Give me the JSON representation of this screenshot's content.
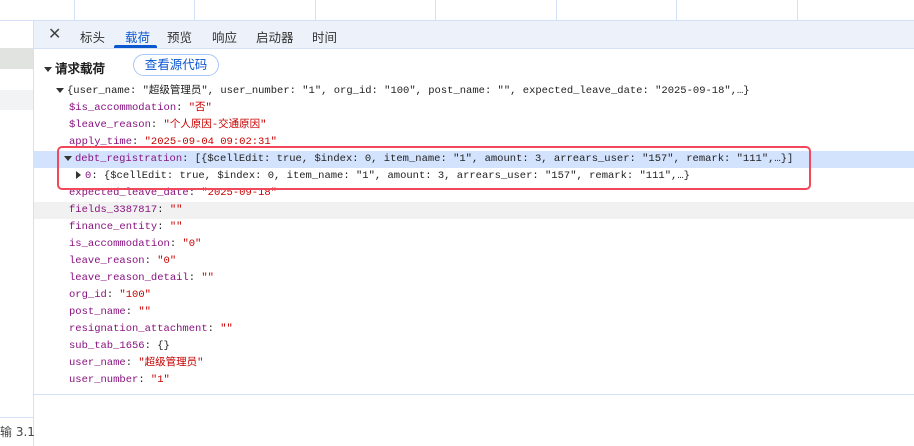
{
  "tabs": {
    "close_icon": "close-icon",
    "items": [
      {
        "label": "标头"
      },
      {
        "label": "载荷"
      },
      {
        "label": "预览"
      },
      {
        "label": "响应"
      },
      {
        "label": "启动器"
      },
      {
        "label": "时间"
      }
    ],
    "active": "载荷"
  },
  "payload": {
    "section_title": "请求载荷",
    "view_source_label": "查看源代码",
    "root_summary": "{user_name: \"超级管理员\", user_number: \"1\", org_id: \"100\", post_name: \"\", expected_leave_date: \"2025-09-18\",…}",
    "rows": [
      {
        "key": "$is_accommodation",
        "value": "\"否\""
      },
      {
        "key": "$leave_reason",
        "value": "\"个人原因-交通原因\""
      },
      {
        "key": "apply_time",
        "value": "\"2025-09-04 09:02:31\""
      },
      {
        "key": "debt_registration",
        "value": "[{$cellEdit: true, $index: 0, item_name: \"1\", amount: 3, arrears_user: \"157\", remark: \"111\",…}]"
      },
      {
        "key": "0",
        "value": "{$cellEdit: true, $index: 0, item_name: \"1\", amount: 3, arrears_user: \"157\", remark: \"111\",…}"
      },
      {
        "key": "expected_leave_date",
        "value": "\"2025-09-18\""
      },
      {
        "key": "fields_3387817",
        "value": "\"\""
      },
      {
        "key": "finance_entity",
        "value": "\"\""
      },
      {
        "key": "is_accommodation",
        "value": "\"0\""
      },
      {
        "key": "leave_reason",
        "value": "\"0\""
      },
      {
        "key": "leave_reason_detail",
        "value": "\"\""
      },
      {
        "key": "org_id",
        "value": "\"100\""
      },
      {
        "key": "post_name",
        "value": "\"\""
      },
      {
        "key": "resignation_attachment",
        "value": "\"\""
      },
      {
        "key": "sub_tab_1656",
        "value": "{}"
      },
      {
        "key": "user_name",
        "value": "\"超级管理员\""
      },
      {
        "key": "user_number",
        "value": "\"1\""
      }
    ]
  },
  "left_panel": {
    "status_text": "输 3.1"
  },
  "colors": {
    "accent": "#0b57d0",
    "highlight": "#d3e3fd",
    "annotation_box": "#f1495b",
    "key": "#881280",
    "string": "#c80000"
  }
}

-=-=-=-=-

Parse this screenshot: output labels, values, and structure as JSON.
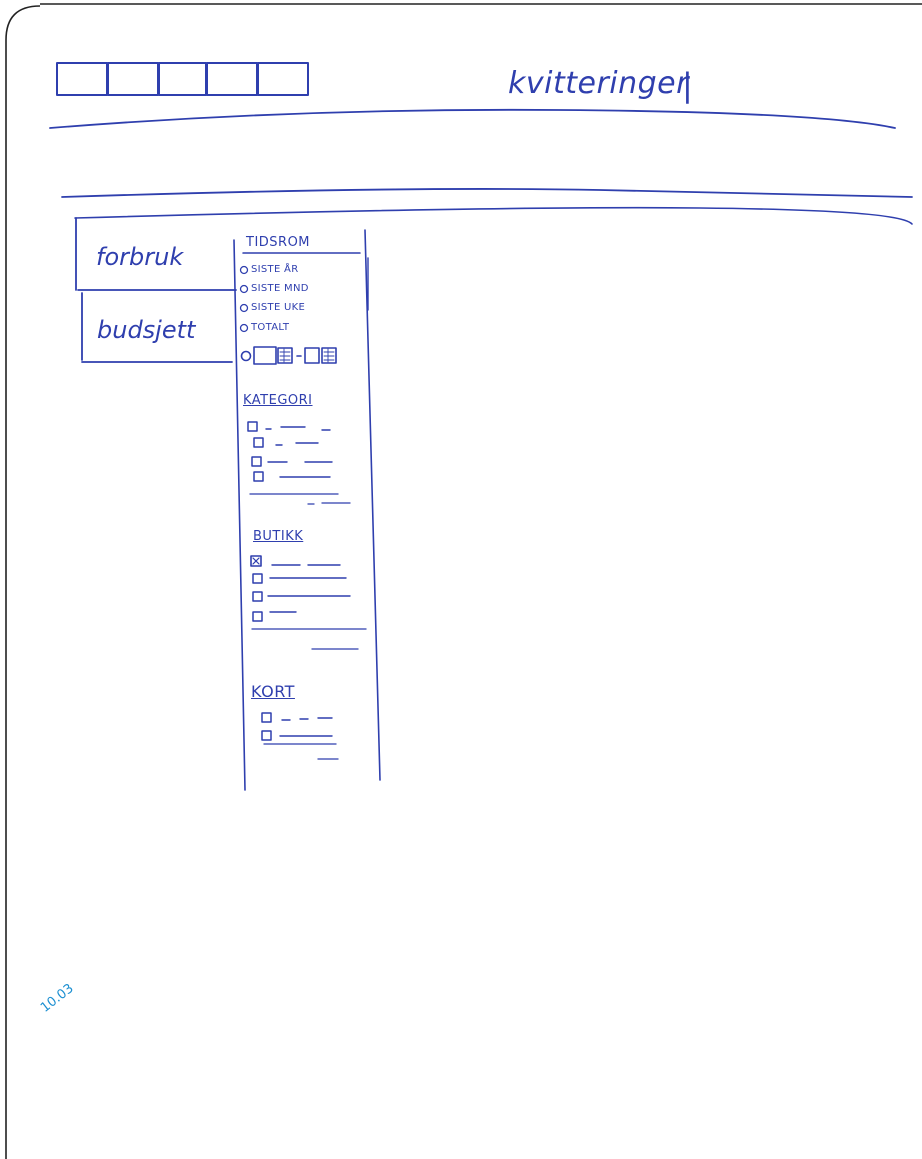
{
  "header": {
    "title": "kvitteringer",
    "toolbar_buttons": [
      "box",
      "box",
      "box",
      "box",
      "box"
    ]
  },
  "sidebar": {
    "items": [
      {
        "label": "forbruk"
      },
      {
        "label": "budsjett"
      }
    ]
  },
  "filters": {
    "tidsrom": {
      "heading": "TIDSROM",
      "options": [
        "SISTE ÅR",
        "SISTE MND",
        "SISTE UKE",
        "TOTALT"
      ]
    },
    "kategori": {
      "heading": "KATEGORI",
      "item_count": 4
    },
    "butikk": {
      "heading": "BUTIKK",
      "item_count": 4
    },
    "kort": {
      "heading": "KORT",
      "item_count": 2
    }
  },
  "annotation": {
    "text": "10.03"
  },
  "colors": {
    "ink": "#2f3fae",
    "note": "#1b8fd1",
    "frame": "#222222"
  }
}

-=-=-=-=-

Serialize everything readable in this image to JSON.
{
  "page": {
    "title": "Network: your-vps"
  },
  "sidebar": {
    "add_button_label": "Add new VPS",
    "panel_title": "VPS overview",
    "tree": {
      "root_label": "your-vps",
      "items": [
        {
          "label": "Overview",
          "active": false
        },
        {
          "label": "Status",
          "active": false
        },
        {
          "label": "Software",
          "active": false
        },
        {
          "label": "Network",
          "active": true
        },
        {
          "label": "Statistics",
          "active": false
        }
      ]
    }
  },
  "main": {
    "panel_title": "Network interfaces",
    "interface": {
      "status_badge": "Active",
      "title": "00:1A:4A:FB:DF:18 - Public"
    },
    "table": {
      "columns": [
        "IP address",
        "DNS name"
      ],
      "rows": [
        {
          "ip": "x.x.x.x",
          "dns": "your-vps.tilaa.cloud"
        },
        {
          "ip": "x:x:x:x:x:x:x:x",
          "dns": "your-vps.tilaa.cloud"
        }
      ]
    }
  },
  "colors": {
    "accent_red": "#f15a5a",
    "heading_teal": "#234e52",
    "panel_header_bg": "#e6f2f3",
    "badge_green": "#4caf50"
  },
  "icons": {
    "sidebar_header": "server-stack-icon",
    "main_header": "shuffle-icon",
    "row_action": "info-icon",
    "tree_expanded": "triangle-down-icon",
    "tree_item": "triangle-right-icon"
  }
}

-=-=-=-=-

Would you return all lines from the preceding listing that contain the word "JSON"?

RESULT OF THIS EXERCISE:
Give me the JSON representation of this screenshot's content.
Parse this screenshot: output labels, values, and structure as JSON.
Serialize everything readable in this image to JSON.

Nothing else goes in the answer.